For All Nails #141: More Really Boring Stuff

by Noel Maurer

From The Statist
5 April 1974

Most North Americans follow the stockmarkets with a passion. But until lately, that passion did not extend to the futures markets. This is changing, as Main Street is finally discovering Michigan City.

The city's two big futures exchanges, the Michigan City Council of Business and the Physical Commodities and Trade Exchange, will be delighted. Since last June, the price of full membership at the MCCOB has fallen by 20 percent. At the PHAT, seat prices have fallen by half since 1968.

The exchanges are pinning their hopes on two new, competing products: the PHAT Broad 500-stock index future, and the MCCOB's Cornell-Yuengling Industrial Average futures contract. Both products are sized for the retail market. Since their launch last October, trading in Coyu futures has grown more rapidly than any contract in the MCCOB's history.

One explanation for their popularity is that investors get a big bang for their quid. Customers of the New York Stock Exchange must currently stump up cash worth at least 65 percent of the value of their purchases.
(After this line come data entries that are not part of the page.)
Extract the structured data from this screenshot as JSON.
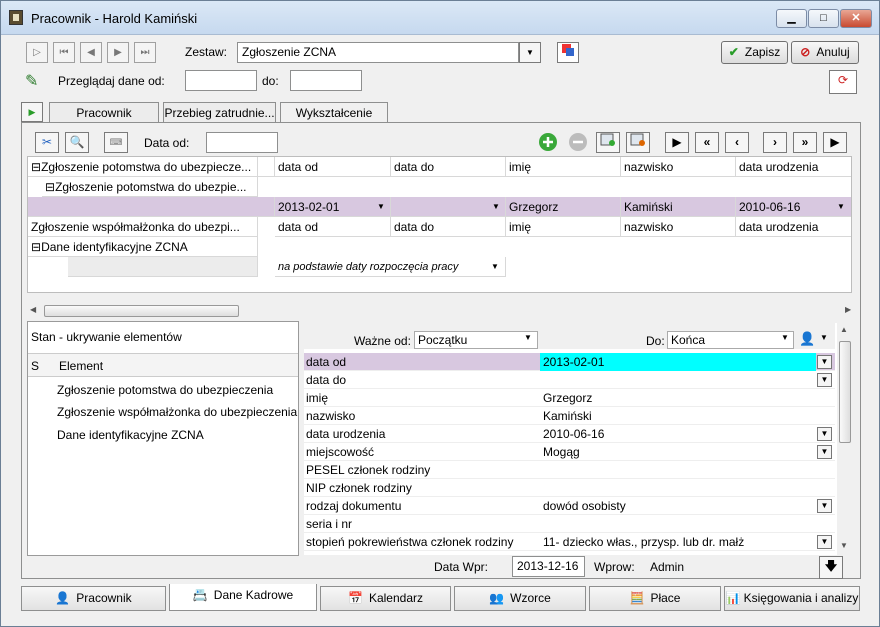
{
  "window": {
    "title": "Pracownik - Harold Kamiński",
    "min": "▁",
    "max": "□",
    "close": "✕"
  },
  "toolbar": {
    "zestaw_label": "Zestaw:",
    "zestaw_value": "Zgłoszenie ZCNA",
    "save": "Zapisz",
    "cancel": "Anuluj",
    "przegladaj_label": "Przeglądaj dane od:",
    "do_label": "do:",
    "nav": [
      "▷",
      "⏮",
      "◀",
      "▶",
      "⏭"
    ]
  },
  "tabs": [
    {
      "label": "Pracownik"
    },
    {
      "label": "Przebieg zatrudnie..."
    },
    {
      "label": "Wykształcenie"
    }
  ],
  "panel": {
    "data_od_label": "Data od:"
  },
  "grid": {
    "tree": [
      {
        "label": "Zgłoszenie potomstwa do ubezpiecze...",
        "prefix": "⊟"
      },
      {
        "label": "Zgłoszenie potomstwa do ubezpie...",
        "prefix": "⊟"
      },
      {
        "label": "",
        "prefix": ""
      },
      {
        "label": "Zgłoszenie współmałżonka do ubezpi...",
        "prefix": ""
      },
      {
        "label": "Dane identyfikacyjne ZCNA",
        "prefix": "⊟"
      },
      {
        "label": "",
        "prefix": ""
      }
    ],
    "header1": [
      "data od",
      "data do",
      "imię",
      "nazwisko",
      "data urodzenia"
    ],
    "datarow": [
      "2013-02-01",
      "",
      "Grzegorz",
      "Kamiński",
      "2010-06-16"
    ],
    "header2": [
      "data od",
      "data do",
      "imię",
      "nazwisko",
      "data urodzenia"
    ],
    "note": "na podstawie daty rozpoczęcia pracy"
  },
  "left": {
    "title": "Stan - ukrywanie elementów",
    "col_s": "S",
    "col_element": "Element",
    "items": [
      "Zgłoszenie potomstwa do ubezpieczenia",
      "Zgłoszenie współmałżonka do ubezpieczenia",
      "Dane identyfikacyjne ZCNA"
    ]
  },
  "right": {
    "wazne_label": "Ważne od:",
    "wazne_value": "Początku",
    "do_label": "Do:",
    "do_value": "Końca",
    "rows": [
      {
        "name": "data od",
        "value": "2013-02-01",
        "dd": true
      },
      {
        "name": "data do",
        "value": "",
        "dd": true
      },
      {
        "name": "imię",
        "value": "Grzegorz",
        "dd": false
      },
      {
        "name": "nazwisko",
        "value": "Kamiński",
        "dd": false
      },
      {
        "name": "data urodzenia",
        "value": "2010-06-16",
        "dd": true
      },
      {
        "name": "miejscowość",
        "value": "Mogąg",
        "dd": true
      },
      {
        "name": "PESEL członek rodziny",
        "value": "",
        "dd": false
      },
      {
        "name": "NIP członek rodziny",
        "value": "",
        "dd": false
      },
      {
        "name": "rodzaj dokumentu",
        "value": "dowód osobisty",
        "dd": true
      },
      {
        "name": "seria i nr",
        "value": "",
        "dd": false
      },
      {
        "name": "stopień pokrewieństwa członek rodziny",
        "value": "11- dziecko włas., przysp. lub dr. małż",
        "dd": true
      }
    ]
  },
  "status": {
    "data_wpr_label": "Data Wpr:",
    "data_wpr_value": "2013-12-16",
    "wprow_label": "Wprow:",
    "wprow_value": "Admin"
  },
  "bottom_tabs": [
    "Pracownik",
    "Dane Kadrowe",
    "Kalendarz",
    "Wzorce",
    "Płace",
    "Księgowania i analizy"
  ],
  "colors": {
    "selected_row": "#d8c8e0",
    "highlight": "#00ffff"
  }
}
The PHAT demands a minimum cash payment, or "margin", of N.A. £2,459 for one contract -- about 5 percent of the contract's underlying value at present ...

Forward to #142 (Statist): Yet More Really Boring Stuff.

Forward to 9 April 1974: Henry the Bad.

Return to For All Nails.

Community content is available under CC-BY-SA unless otherwise noted.